If you’re cooking outdoors it is important that your cookware is durable. Cast iron and stainless steel are the materials of choice. Those nice pottery bowls and Teflon pans may be okay for the kitchen, but they have no place around a campfire.
Cast Iron Cookware
I have four pieces of cast iron cookware in my cooking gear. I have a 10” cast iron pot with a bail and lid. This is convenient to hang from an “S” hook over the fire. I use it to cook things like stew, chili, chicken and dumplings, pinto beans, and etc.
A 12” Dutch oven is handy for baking biscuit, bread, pies, and cobblers. It or the hanging pot are also good for cooking large chunks of meat like a pot roast.

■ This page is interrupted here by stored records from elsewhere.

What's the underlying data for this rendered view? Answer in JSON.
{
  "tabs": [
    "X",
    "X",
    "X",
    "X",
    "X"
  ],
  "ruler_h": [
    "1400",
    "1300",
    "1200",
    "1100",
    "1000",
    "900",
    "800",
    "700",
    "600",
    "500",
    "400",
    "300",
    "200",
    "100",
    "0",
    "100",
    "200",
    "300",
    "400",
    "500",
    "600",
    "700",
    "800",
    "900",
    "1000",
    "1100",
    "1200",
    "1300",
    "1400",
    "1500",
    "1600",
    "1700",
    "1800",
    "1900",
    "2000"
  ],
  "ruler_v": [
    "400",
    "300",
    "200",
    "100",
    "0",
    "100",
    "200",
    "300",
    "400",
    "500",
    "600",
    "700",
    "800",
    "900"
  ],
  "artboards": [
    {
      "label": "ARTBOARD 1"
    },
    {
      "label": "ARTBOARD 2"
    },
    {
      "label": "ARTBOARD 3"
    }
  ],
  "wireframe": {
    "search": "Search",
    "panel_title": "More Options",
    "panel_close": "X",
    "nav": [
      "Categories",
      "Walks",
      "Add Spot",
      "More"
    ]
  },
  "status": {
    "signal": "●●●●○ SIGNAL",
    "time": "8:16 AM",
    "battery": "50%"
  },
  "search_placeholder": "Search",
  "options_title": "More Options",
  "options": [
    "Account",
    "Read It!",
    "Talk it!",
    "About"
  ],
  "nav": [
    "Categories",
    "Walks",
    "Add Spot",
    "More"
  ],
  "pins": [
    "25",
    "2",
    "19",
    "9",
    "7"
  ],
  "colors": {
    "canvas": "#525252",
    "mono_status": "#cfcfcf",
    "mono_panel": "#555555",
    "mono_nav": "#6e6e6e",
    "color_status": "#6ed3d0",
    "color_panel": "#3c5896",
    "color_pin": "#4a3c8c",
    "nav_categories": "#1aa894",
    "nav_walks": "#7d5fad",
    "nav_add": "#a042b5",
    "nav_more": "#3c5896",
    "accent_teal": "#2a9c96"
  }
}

I have a round 12” griddle that is great for cooking pancakes, corn cakes, and tortillas. It’s also good for cooking bacon, sausage, spam, and sliced ham.
I actually have two different sizes of cast iron skillets, but I usually just stick to a standard 10” skillet for most situations. If I’m cooking for a pretty good crowd I have a larger 12” skillet. These are great for cooking eggs and for frying chicken or fish.
Stainless Steel Cookware
A large stainless steel lidded pot is handy for cooking vegetables, soups, rice, or anything else that you would cook in a pot on your stove. I have such a pot that I use for large groups, but I don’t use it often.
I use a deep, round baking pan that fits inside my Dutch oven when I cook biscuits or bread. Some people cook biscuits and bread directly in the Dutch oven, but I use this pan and set it on three steel hex-nuts that elevate it about a quarter inch from the bottom of the Dutch oven. I find that this cooks my bread-stuffs more evenly and avoids scorching the bottoms. The pan pictured here is actually a new one. My old one was fairly shallow, and I’m looking forward to using the new pan.
I also have a big stainless steel bowl that serves as my wash basin for doing dishes. It also doubles as my dough bowl for mixing up bread dough and letting it rise.
I have an enamelware coffee pot that has seen a good number of campfires. Some people cook camp coffee by putting the grounds directly in the water, boiling it up, and then throwing in a cup of cold water to make the grounds settle. Maybe you can make this work, but I always end up straining coffee grounds through my teeth. I prefer to use the removable basket and percolator tube to make my coffee.
A medium size enamelware bowl is used for mixing biscuit dough, pancake batter, and etc.
I use my small enamelware hanging pot to cook vegetables, soups, and etc. I find that I use it much more often than my large stainless steel pot.
I also have an enamelware lid that fits over my 10” skillet.
You can get as complicated as you want on utensils. I keep it pretty simple. The main rule is “long handles.” You want to be able to reach out over that fire without singing the hair off of your hand. I use a big butcher knife and a small paring knife. Also pictured is an old-time can opener.
A pair of meat tongs and a long handle fork are also handy; especially if you are cooking straight on the grill.
You’ll need a spatula, a ladle, and a spoon to cook with, and that weird looking thing on the right is an absolute necessity if you’re using a Dutch oven. It’s called a lid lifter.
The last item on the list is a blow-pipe. This is used to direct air at your fire to help build the flame. It concentrates the stream of air much better than bending over and blowing through your lips.
Well, that’s it for cookware. As you can see I didn’t exactly drive over to William’s Sonoma and buy my stuff. It’s mostly hand me downs, garage sales, and thrift stores; but it works, and it has turned out some good camp meals over the years.